- [EXERCISE OBJECTIVE]:
Search the data for "duration". Return each matching line.

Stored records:
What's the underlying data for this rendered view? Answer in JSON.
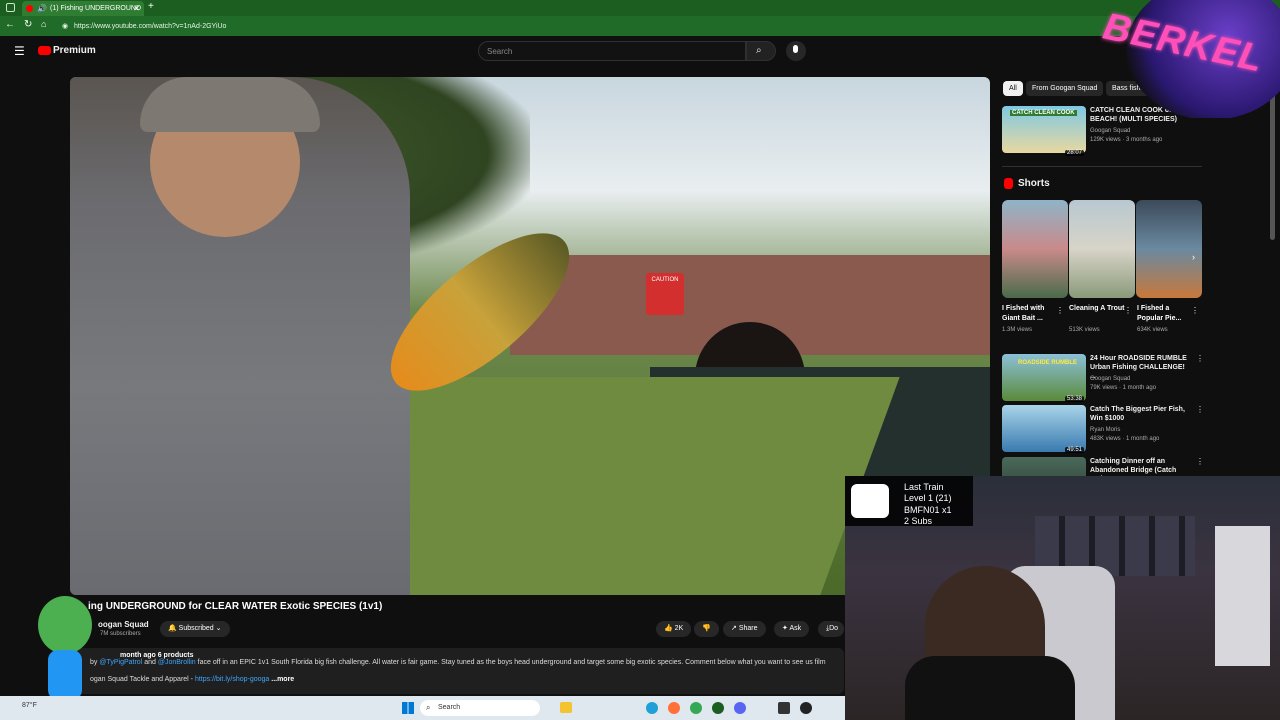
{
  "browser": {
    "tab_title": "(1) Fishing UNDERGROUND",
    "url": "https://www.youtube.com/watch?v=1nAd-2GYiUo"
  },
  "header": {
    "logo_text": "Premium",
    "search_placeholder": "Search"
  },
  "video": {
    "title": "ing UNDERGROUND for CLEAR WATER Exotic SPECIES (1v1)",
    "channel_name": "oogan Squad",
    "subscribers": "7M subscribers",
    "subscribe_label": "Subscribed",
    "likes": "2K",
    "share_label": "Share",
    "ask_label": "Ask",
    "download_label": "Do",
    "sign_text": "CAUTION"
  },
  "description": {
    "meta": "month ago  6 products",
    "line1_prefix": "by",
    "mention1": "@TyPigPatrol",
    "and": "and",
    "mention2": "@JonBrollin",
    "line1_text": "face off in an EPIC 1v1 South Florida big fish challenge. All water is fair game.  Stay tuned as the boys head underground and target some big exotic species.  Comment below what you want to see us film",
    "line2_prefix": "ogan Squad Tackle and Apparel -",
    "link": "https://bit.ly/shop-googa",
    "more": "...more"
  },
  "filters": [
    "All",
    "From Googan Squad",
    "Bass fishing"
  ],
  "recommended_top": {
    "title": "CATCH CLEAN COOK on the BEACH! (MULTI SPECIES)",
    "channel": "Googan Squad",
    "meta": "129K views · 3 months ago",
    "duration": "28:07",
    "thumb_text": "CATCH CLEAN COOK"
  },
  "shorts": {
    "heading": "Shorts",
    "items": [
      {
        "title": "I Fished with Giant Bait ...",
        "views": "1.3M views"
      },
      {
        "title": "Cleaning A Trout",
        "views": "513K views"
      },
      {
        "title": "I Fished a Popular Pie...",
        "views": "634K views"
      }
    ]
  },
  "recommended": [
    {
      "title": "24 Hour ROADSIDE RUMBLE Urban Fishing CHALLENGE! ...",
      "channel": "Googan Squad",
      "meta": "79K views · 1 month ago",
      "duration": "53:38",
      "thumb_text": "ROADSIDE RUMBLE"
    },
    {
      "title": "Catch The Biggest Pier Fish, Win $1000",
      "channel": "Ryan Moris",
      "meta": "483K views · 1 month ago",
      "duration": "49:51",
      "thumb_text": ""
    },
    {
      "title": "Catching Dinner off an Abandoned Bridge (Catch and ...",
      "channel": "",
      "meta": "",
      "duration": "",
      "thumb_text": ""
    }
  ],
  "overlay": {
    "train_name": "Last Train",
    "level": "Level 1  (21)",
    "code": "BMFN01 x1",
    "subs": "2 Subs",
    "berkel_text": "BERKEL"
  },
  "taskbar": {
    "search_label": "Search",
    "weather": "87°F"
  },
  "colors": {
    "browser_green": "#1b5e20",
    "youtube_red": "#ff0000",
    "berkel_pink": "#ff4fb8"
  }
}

- [EXERCISE OUTPUT]:
    "duration": "28:07",
      "duration": "53:38",
      "duration": "49:51",
      "duration": "",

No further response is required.